The life cycle of the mite (red arrows indicate parts of the plant affected)

The straw-coloured or greenish adult banana spider mites are usually less than 0.5mm in length and are best seen with the aid of a magnified (10X) hand lens. Under good light, the eight-legged adults have a spider-like appearance that can just be made out with the naked eye.

The very small transparent to yellow, spherical eggs are laid singly on the leaf surface and, upon hatching, pass through two nymphal stages before becoming adults. In hot conditions, the life cycle can be as short as seven to ten days.

Adult spider mite with eggs
Adult spider mite and its spherical eggs. Note the dark leaf tissue, an indication of dead leaf cells caused by mite feeding

By comparison, the adult female of the two-spotted mite (T. urticae) lives two to four weeks and can lay several hundred eggs during her life.1 Their quick life cycle and the ability of females to produce many eggs, can mean populations build rapidly if conditions are favourable.

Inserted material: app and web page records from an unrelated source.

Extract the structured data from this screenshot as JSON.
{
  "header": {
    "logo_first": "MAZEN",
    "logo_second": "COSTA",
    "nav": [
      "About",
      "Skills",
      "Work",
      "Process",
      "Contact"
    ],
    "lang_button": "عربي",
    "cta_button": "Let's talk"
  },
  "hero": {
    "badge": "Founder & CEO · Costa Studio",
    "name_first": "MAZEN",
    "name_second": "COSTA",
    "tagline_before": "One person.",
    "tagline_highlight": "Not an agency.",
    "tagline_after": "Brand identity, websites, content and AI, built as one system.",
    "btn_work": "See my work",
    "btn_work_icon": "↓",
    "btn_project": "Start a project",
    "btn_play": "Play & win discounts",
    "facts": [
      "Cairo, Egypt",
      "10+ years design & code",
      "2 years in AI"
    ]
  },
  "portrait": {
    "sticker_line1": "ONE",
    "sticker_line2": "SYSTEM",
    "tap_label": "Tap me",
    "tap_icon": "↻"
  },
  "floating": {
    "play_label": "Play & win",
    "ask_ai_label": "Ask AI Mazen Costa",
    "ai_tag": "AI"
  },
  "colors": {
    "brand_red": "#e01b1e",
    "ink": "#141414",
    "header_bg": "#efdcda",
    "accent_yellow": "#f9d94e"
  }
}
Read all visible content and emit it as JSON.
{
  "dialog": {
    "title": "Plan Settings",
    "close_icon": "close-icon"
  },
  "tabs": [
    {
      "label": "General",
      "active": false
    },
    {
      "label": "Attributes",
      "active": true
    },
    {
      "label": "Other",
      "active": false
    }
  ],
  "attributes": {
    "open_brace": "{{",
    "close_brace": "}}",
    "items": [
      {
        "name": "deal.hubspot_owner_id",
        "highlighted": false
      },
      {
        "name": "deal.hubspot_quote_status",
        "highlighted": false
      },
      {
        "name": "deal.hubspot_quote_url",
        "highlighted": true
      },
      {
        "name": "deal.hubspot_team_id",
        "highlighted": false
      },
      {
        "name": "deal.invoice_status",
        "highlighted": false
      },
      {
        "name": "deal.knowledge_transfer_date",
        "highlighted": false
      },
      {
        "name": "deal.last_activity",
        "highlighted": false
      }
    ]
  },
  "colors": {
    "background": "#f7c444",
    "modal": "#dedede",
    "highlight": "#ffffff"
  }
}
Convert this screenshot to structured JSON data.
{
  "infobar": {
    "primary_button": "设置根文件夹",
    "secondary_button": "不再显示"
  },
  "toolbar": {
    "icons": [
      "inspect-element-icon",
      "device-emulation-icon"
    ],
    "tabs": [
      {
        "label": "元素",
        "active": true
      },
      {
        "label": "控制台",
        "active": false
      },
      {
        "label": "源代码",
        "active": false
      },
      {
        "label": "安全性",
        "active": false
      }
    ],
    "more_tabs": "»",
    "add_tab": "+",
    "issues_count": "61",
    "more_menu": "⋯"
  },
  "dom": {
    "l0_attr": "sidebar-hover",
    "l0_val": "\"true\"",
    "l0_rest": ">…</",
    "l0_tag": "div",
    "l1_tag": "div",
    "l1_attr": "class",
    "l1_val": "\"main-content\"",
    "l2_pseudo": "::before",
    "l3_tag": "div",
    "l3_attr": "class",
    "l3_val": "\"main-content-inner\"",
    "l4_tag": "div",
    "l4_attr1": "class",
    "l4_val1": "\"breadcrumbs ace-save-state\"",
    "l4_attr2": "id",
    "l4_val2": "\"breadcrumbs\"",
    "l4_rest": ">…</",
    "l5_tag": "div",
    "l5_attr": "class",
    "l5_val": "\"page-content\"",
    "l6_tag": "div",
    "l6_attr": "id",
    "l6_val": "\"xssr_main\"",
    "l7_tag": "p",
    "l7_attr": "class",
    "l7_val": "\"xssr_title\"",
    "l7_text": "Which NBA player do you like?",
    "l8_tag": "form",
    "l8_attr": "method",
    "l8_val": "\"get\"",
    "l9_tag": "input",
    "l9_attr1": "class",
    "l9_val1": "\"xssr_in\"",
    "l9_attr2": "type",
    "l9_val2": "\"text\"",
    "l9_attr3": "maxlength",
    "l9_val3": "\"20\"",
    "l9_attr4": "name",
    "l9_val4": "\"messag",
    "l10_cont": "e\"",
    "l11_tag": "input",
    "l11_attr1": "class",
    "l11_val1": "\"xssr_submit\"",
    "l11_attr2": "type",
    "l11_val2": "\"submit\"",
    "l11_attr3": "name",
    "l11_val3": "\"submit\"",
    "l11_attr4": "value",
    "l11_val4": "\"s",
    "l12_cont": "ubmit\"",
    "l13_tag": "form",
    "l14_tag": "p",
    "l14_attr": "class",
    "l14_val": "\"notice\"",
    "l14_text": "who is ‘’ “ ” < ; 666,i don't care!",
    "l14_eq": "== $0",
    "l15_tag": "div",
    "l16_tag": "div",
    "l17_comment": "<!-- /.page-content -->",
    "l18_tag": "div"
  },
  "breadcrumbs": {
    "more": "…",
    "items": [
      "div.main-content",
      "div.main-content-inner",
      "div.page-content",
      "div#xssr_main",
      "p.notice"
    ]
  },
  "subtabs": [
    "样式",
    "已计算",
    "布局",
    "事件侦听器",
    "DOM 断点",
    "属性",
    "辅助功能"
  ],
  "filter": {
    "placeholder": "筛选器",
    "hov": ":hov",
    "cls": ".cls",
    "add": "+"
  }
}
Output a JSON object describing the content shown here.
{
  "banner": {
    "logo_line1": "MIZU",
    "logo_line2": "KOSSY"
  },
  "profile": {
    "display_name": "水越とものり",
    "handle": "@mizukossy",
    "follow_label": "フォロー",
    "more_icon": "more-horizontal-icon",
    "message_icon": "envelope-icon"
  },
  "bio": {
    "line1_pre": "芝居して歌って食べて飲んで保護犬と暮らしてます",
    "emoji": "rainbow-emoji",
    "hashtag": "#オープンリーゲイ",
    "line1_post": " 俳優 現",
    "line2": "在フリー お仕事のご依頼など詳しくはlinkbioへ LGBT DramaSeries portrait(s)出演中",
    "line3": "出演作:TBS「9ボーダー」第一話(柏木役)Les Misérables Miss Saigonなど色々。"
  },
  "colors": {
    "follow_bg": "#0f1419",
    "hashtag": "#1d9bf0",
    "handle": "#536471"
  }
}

Spider mites mainly use wind and small spun lines of web to migrate. The two-spotted mite is known to travel in winds as low as 8 km/h but prefers stronger winds.2 Mites also have the ability to move by walking on or short distances between plants2. Spider mites can migrate at any time, tending to move on when their populations become high, predators become abundant or the quality of food sources declines.

References

  1. Florida Department of Agriculture and Consumer Services, Division of Plant Industry 2009, University of Florida, viewed 17 January 2022, https://entnemdept.ufl.edu/creatures/orn/twospotted_mite.htm#top
  2. Seeman, O, Beard, J 2005, National Diagnostic Standards for Tetranychus Spider Mites, Plant Health Australia, Canberra

For more information contact:

The Better Bananas team
Department of Agriculture and Fisheries
South Johnstone
Email betterbananas@daf.qld.gov.au 

 
This information is adapted from: Pinese, B., Piper. R 1994, Bananas insect and mite management, Department of Primary Industries, Queensland and Treverrow, N., Pearley D., and Ireland, G 1992 Banana weevil borer : a pest management handbook for banana growers. : NSW Agriculture, North Coast Region; NSW Banana Industry Committee; Horticultural Research & Development Corporation.
This information has been prepared as part of the National Banana Development and Extension Program (BA19004) which is funded by Hort Innovation, using the banana industry research and development levies and contributions from the Australian Government. Hort Innovation is the grower-owned, not-for-profit research and development corporation for Australian horticulture. The Queensland Government has also co-funded the project through the Department of Agriculture and Fisheries.